When Tanaka came over, his final season in Japan ended with a perfect 24-0 record. However, he is never satisfied with his performance. While the Japan native has a career .709 winning percentage with the Yankees, he still is striving to improve.
Some may call that being a crazy perfectionist. In Tanaka’s case, it works for him. He’s never completely pleased with his performance so he continues to work harder. He’s his own toughest critic.
Having that mindset sets Tanaka apart from the rest. He won’t settle. He wants to be the absolute best he can be and always sees room for improvement. That’s far better than a player who doesn’t want to work because they feel as though they’re already the best.
Tanaka has shown up for three seasons with the Yankees, leading the team in wins for two of his three years. He has undoubtedly been the ace after CC Sabathia began to struggle. While his back-door slider and curveballs looked great to us, Tanaka knows he can do better.

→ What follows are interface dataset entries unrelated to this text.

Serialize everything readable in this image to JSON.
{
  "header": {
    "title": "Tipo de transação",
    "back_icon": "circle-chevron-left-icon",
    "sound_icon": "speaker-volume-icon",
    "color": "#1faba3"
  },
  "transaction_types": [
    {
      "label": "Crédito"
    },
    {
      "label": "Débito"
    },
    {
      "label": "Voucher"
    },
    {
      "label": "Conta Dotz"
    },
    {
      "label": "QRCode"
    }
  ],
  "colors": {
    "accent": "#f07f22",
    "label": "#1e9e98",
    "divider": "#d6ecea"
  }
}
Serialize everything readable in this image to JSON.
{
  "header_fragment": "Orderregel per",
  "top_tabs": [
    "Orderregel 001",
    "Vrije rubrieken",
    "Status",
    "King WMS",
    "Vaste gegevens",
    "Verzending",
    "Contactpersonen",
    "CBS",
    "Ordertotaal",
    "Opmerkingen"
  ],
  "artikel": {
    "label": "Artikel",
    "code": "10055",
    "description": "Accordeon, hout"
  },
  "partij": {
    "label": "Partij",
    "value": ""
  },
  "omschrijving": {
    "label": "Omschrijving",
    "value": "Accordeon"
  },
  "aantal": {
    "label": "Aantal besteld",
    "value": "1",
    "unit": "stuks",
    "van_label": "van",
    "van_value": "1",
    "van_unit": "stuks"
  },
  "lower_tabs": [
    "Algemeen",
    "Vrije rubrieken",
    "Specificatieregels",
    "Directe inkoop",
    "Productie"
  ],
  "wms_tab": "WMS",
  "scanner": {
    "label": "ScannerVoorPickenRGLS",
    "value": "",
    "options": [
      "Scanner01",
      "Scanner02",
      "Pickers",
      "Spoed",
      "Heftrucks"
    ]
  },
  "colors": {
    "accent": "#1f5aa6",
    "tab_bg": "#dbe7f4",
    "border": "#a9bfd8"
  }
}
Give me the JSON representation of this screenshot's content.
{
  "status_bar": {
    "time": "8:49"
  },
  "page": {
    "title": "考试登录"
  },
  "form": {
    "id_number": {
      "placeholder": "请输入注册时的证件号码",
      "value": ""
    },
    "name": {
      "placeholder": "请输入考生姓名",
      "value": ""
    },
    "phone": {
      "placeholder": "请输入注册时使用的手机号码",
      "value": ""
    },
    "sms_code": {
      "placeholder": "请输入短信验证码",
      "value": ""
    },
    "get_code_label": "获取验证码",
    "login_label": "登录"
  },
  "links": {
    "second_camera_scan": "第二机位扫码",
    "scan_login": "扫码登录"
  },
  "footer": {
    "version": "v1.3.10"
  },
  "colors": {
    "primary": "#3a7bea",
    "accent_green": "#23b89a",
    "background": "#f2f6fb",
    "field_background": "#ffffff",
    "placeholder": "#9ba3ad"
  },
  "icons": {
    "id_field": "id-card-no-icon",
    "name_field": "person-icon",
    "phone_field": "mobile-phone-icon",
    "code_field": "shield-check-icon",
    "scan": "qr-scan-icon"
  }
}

Instead of ignoring that feeling, he works to make it happen. He’s not settling for a mediocre performance on the mound. He learns from every mistake in order to make himself a better pitcher.
Don’t we all want a player who is always willing to work hard at improving, no matter how good they already are?
That attitude helps Tanaka maintain his ace status every game that he’s on the mound. There is no end in sight for Tanaka with how good he can be.
That being said, if he’s spectacular now, imagine how great he will be if he continues working hard. We may be seeing a great Tanaka now, but if he thinks he has the potential to be better, he’ll make it happen.